s under Commodore Tattnal, to which I shall allude. In fact, I may say I commanded a consort of the Merrimac from the time she was put in commission until she was blown up. I therefore profess to be familiar with her history. The battle of March 8th I propose describing at some future day, in order to show more particularly what part the wooden vessels took in that memorable engagement. The battle of March 9th—that between the Monitor and the Merrimac—has been fully described by Captain Catesby Jones, her Commander, and by other of her officers. I do not propose here to repeat it; but there are some points in relation to the operations subsequent to that engagement which have either been unnoticed, or but lightly touched upon. These points are in my judgment so important, and bear so immediately upon the claim of the Monitor for prize money, that I venture to submit the following: I. After the battle of the 9th of March, the Merrimac went into dock to replace the prow, or ra
G. J. Brunt (search for this): chapter 5

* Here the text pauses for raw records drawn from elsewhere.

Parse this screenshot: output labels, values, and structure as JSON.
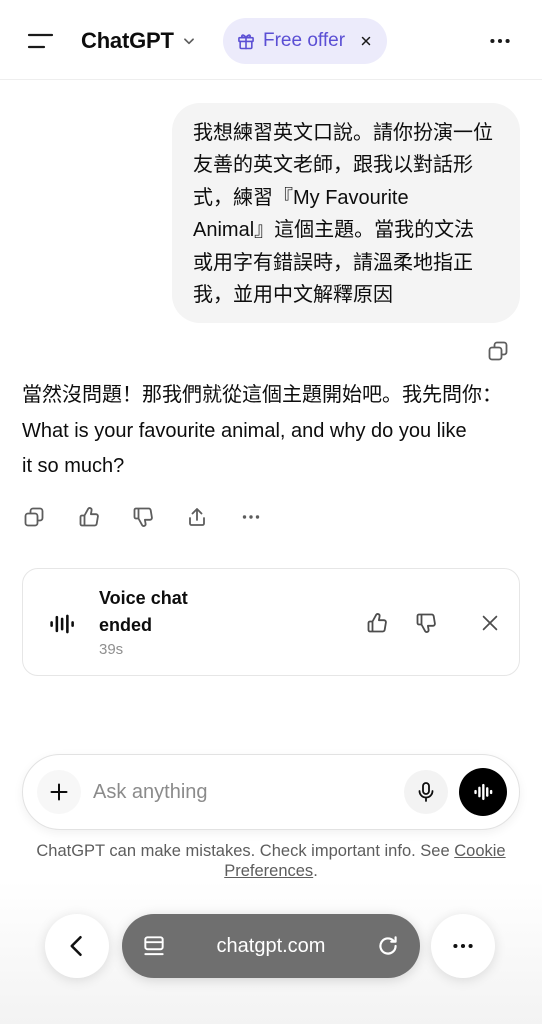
{
  "header": {
    "title": "ChatGPT",
    "offer_label": "Free offer"
  },
  "conversation": {
    "user_message": {
      "lines": [
        "我想練習英文口說。請你扮演一位",
        "友善的英文老師，跟我以對話形",
        "式，練習『My Favourite",
        "Animal』這個主題。當我的文法",
        "或用字有錯誤時，請溫柔地指正",
        "我，並用中文解釋原因"
      ]
    },
    "assistant_message": {
      "lines": [
        "當然沒問題！那我們就從這個主題開始吧。我先問你：",
        "What is your favourite animal, and why do you like",
        "it so much?"
      ]
    }
  },
  "voice_chat": {
    "status": "Voice chat ended",
    "duration": "39s"
  },
  "composer": {
    "placeholder": "Ask anything"
  },
  "disclaimer": {
    "text": "ChatGPT can make mistakes. Check important info. See",
    "link": "Cookie Preferences",
    "suffix": "."
  },
  "browser_bar": {
    "url": "chatgpt.com"
  },
  "icons": {
    "menu": "menu-icon",
    "model_dropdown": "chevron-down-icon",
    "offer": "gift-icon",
    "offer_close": "close-icon",
    "more": "ellipsis-icon",
    "copy": "copy-icon",
    "like": "thumbs-up-icon",
    "dislike": "thumbs-down-icon",
    "share": "share-icon",
    "voice_chat": "waveform-icon",
    "dismiss": "close-icon",
    "add": "plus-icon",
    "dictate": "microphone-icon",
    "voice_mode": "voice-mode-icon",
    "back": "chevron-left-icon",
    "tabs": "tabs-icon",
    "reload": "reload-icon"
  },
  "colors": {
    "offer_background": "#ECEBFB",
    "offer_text": "#5B4FD4",
    "user_bubble": "#F4F4F4",
    "voice_button": "#000000",
    "url_pill": "#6F6F6F",
    "text_primary": "#0D0D0D",
    "text_secondary": "#8F8F8F"
  }
}
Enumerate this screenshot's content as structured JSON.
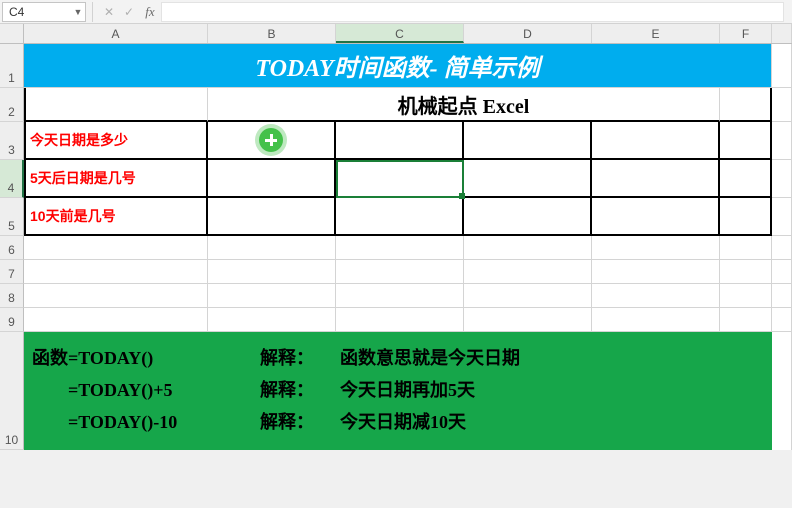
{
  "name_box": {
    "value": "C4"
  },
  "formula_bar": {
    "value": "",
    "fx_label": "fx"
  },
  "columns": [
    "A",
    "B",
    "C",
    "D",
    "E",
    "F"
  ],
  "rows": [
    "1",
    "2",
    "3",
    "4",
    "5",
    "6",
    "7",
    "8",
    "9",
    "10"
  ],
  "active_cell": "C4",
  "title": "TODAY时间函数- 简单示例",
  "subtitle": "机械起点 Excel",
  "questions": {
    "q1": "今天日期是多少",
    "q2": "5天后日期是几号",
    "q3": "10天前是几号"
  },
  "footer": {
    "lines": [
      {
        "formula": "函数=TODAY()",
        "label": "解释：",
        "desc": "函数意思就是今天日期"
      },
      {
        "formula": "　　=TODAY()+5",
        "label": "解释：",
        "desc": "今天日期再加5天"
      },
      {
        "formula": "　　=TODAY()-10",
        "label": "解释：",
        "desc": "今天日期减10天"
      }
    ]
  },
  "icons": {
    "plus": "plus-icon"
  }
}
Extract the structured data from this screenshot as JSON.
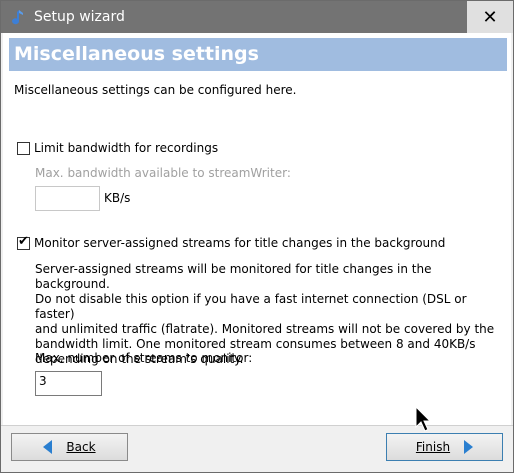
{
  "window": {
    "title": "Setup wizard",
    "close_glyph": "✕"
  },
  "header": {
    "title": "Miscellaneous settings"
  },
  "intro": "Miscellaneous settings can be configured here.",
  "bandwidth": {
    "checkbox_label": "Limit bandwidth for recordings",
    "checked": false,
    "field_label": "Max. bandwidth available to streamWriter:",
    "value": "",
    "unit": "KB/s"
  },
  "monitor": {
    "checkbox_label": "Monitor server-assigned streams for title changes in the background",
    "checked": true,
    "check_glyph": "✔",
    "description": [
      "Server-assigned streams will be monitored for title changes in the background.",
      "Do not disable this option if you have a fast internet connection (DSL or faster)",
      "and unlimited traffic (flatrate). Monitored streams will not be covered by the",
      "bandwidth limit. One monitored stream consumes between 8 and 40KB/s",
      "depending on the stream's quality."
    ],
    "count_label": "Max. number of streams to monitor:",
    "count_value": "3"
  },
  "buttons": {
    "back": "Back",
    "finish": "Finish"
  },
  "colors": {
    "titlebar": "#737373",
    "header_band": "#a0bce0",
    "arrow": "#2a7fd0"
  },
  "icons": {
    "app": "music-note-icon",
    "close": "close-icon",
    "back": "arrow-left-icon",
    "finish": "arrow-right-icon",
    "cursor": "mouse-pointer-icon"
  }
}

Editor of the Landmark: Referring to my article on the claim of the crew of the Monitor for prize money, published in your valuable paper of the 12th inst., I desire to put on record the following extracts from the report of the late Captain G. J. Van Brunt, United States Navy, who commanded the United States frigate Minnesota in the engagement of March 8th and 9th, 1862. It will be remembered that the Minnesota got aground on the 8th and remained there during the whole of the 9th. Undeo destroy the ship after all hope was gone of saving her. On ascending the poop-deck, I observed that the enemy's vessels had changed their course and were heading for Craney Island. I have the honor to be, your very obedient servant, G. J. Van Brunt, Captain U. S. N. Hon. Gideon Welles, Secretary of the Navy. Assuming, Mr. Editor, the account of Captain Van Brunt to be correct, how does the claim that the Monitor whipped the Merrimac on that occasion stand? Respectfully, Wm. H.

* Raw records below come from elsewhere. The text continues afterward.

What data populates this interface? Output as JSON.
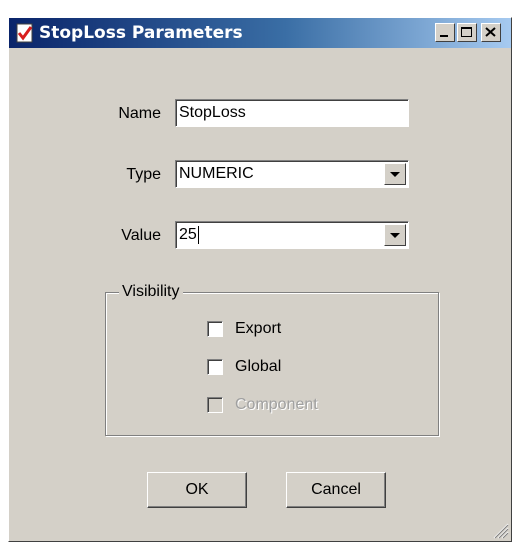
{
  "window": {
    "title": "StopLoss Parameters",
    "icon": "document-check-icon",
    "controls": [
      "minimize-icon",
      "maximize-icon",
      "close-icon"
    ]
  },
  "form": {
    "name_label": "Name",
    "name_value": "StopLoss",
    "type_label": "Type",
    "type_value": "NUMERIC",
    "value_label": "Value",
    "value_value": "25"
  },
  "visibility": {
    "legend": "Visibility",
    "options": [
      {
        "label": "Export",
        "checked": false,
        "enabled": true
      },
      {
        "label": "Global",
        "checked": false,
        "enabled": true
      },
      {
        "label": "Component",
        "checked": false,
        "enabled": false
      }
    ]
  },
  "buttons": {
    "ok": "OK",
    "cancel": "Cancel"
  },
  "colors": {
    "face": "#d4d0c8",
    "titlebar_start": "#0a246a",
    "titlebar_end": "#a6caf0",
    "disabled_text": "#a0a0a0"
  }
}
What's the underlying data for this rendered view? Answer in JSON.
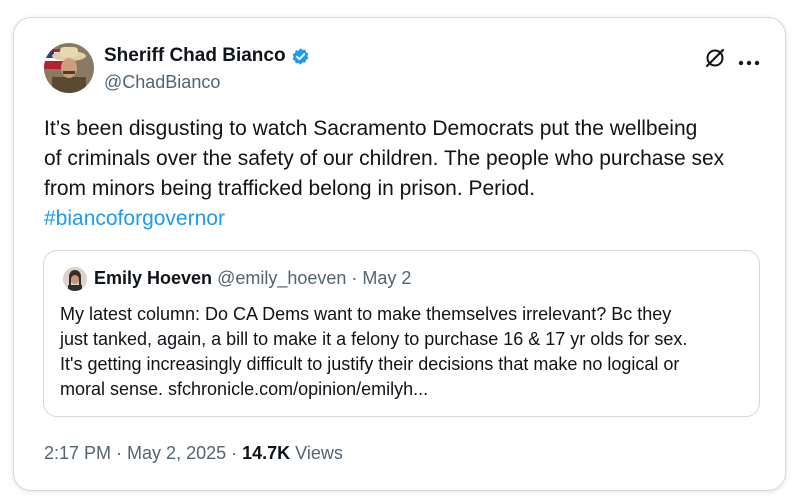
{
  "author": {
    "name": "Sheriff Chad Bianco",
    "handle": "@ChadBianco"
  },
  "tweet": {
    "text_lines": [
      "It’s been disgusting to watch Sacramento Democrats put the wellbeing",
      "of criminals over the safety of our children. The people who purchase sex",
      "from minors being trafficked belong in prison. Period."
    ],
    "hashtag": "#biancoforgovernor"
  },
  "quoted": {
    "name": "Emily Hoeven",
    "handle": "@emily_hoeven",
    "separator": " · ",
    "date": "May 2",
    "text_lines": [
      "My latest column: Do CA Dems want to make themselves irrelevant? Bc they",
      "just tanked, again, a bill to make it a felony to purchase 16 & 17 yr olds for sex.",
      "It's getting increasingly difficult to justify their decisions that make no logical or",
      "moral sense. sfchronicle.com/opinion/emilyh..."
    ]
  },
  "footer": {
    "time": "2:17 PM",
    "separator": " · ",
    "date": "May 2, 2025",
    "views_count": "14.7K",
    "views_label": " Views"
  },
  "icons": {
    "verified": "verified-badge-icon",
    "grok": "grok-icon",
    "more": "more-icon"
  },
  "colors": {
    "text": "#0f1419",
    "secondary": "#536471",
    "link": "#1d9bf0",
    "border": "#cfd9de"
  }
}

Manager Norfolk (search for this): chapter 5
n a new steel prow, exchanged two of her guns for two others, and on May 8, more formidable than ever, again went out to attack the Federal fleet which had been reinforced by the Galena and Vanderbilt, and was bombarding the Confederate batteries, on the shore. On the approach of the Virginia the Monitor and all the rest of the fleet retired below Old Point beyond her reach and never again came out. The Virginia maintained this attitude of defiance and victory until May 11th, 1862, when Norfolk was evacuated by the Confederate forces and all stores and munitions of war not movable were destroyed, including the Virginia (Merrimac). These facts are attested by eye-witnesses and actors in these events of high authority, and are drawn from carefully prepared narratives and reports in the office of the Southern Historical Society in the capitol of Virginia. With high respect your obedient servant, Dabney H. Maury, Chairman Executive Committeee S. H S. Midshipman Littlepage w
1 2 3 4 5 6 7 8